**WHAT IS EXPECTED**
I'd like every record written out again, exactly as it is.
[INPUT FOR THIS TASK — start]
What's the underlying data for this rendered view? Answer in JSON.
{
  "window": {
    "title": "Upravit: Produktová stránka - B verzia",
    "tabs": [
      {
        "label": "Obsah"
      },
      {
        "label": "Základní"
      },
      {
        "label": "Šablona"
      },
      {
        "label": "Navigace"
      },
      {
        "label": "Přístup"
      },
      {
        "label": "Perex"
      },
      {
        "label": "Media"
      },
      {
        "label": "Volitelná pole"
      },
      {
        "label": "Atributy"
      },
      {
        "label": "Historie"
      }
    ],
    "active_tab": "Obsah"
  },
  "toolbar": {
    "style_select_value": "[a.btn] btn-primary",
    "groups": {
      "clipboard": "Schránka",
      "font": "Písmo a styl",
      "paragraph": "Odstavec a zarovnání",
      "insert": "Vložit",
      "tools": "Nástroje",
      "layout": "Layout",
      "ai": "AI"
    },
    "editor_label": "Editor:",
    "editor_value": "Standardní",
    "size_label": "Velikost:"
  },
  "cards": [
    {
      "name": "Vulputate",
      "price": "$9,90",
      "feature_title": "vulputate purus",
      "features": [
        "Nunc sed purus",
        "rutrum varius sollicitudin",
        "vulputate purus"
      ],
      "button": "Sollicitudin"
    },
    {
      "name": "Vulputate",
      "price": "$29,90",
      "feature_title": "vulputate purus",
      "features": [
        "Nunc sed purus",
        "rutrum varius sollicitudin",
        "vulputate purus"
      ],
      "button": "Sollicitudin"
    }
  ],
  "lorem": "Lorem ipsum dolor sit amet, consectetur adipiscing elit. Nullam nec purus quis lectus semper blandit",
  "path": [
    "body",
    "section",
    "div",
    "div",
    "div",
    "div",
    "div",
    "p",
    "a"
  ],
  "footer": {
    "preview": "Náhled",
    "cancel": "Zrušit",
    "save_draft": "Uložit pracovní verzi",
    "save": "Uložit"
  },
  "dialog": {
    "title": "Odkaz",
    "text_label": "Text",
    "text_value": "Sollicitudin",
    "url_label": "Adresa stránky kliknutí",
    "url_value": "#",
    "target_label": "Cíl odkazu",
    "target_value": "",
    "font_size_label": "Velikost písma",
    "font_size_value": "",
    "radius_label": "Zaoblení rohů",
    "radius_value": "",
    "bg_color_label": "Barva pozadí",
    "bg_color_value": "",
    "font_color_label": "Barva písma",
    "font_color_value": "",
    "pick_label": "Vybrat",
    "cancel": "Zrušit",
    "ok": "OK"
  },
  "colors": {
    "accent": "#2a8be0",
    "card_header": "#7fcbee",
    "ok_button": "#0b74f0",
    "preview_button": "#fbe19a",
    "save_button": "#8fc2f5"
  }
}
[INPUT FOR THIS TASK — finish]
**THE ANSWER**
What's the underlying data for this rendered view? Answer in JSON.
{
  "window": {
    "title": "Upravit: Produktová stránka - B verzia",
    "tabs": [
      {
        "label": "Obsah"
      },
      {
        "label": "Základní"
      },
      {
        "label": "Šablona"
      },
      {
        "label": "Navigace"
      },
      {
        "label": "Přístup"
      },
      {
        "label": "Perex"
      },
      {
        "label": "Media"
      },
      {
        "label": "Volitelná pole"
      },
      {
        "label": "Atributy"
      },
      {
        "label": "Historie"
      }
    ],
    "active_tab": "Obsah"
  },
  "toolbar": {
    "style_select_value": "[a.btn] btn-primary",
    "groups": {
      "clipboard": "Schránka",
      "font": "Písmo a styl",
      "paragraph": "Odstavec a zarovnání",
      "insert": "Vložit",
      "tools": "Nástroje",
      "layout": "Layout",
      "ai": "AI"
    },
    "editor_label": "Editor:",
    "editor_value": "Standardní",
    "size_label": "Velikost:"
  },
  "cards": [
    {
      "name": "Vulputate",
      "price": "$9,90",
      "feature_title": "vulputate purus",
      "features": [
        "Nunc sed purus",
        "rutrum varius sollicitudin",
        "vulputate purus"
      ],
      "button": "Sollicitudin"
    },
    {
      "name": "Vulputate",
      "price": "$29,90",
      "feature_title": "vulputate purus",
      "features": [
        "Nunc sed purus",
        "rutrum varius sollicitudin",
        "vulputate purus"
      ],
      "button": "Sollicitudin"
    }
  ],
  "lorem": "Lorem ipsum dolor sit amet, consectetur adipiscing elit. Nullam nec purus quis lectus semper blandit",
  "path": [
    "body",
    "section",
    "div",
    "div",
    "div",
    "div",
    "div",
    "p",
    "a"
  ],
  "footer": {
    "preview": "Náhled",
    "cancel": "Zrušit",
    "save_draft": "Uložit pracovní verzi",
    "save": "Uložit"
  },
  "dialog": {
    "title": "Odkaz",
    "text_label": "Text",
    "text_value": "Sollicitudin",
    "url_label": "Adresa stránky kliknutí",
    "url_value": "#",
    "target_label": "Cíl odkazu",
    "target_value": "",
    "font_size_label": "Velikost písma",
    "font_size_value": "",
    "radius_label": "Zaoblení rohů",
    "radius_value": "",
    "bg_color_label": "Barva pozadí",
    "bg_color_value": "",
    "font_color_label": "Barva písma",
    "font_color_value": "",
    "pick_label": "Vybrat",
    "cancel": "Zrušit",
    "ok": "OK"
  },
  "colors": {
    "accent": "#2a8be0",
    "card_header": "#7fcbee",
    "ok_button": "#0b74f0",
    "preview_button": "#fbe19a",
    "save_button": "#8fc2f5"
  }
}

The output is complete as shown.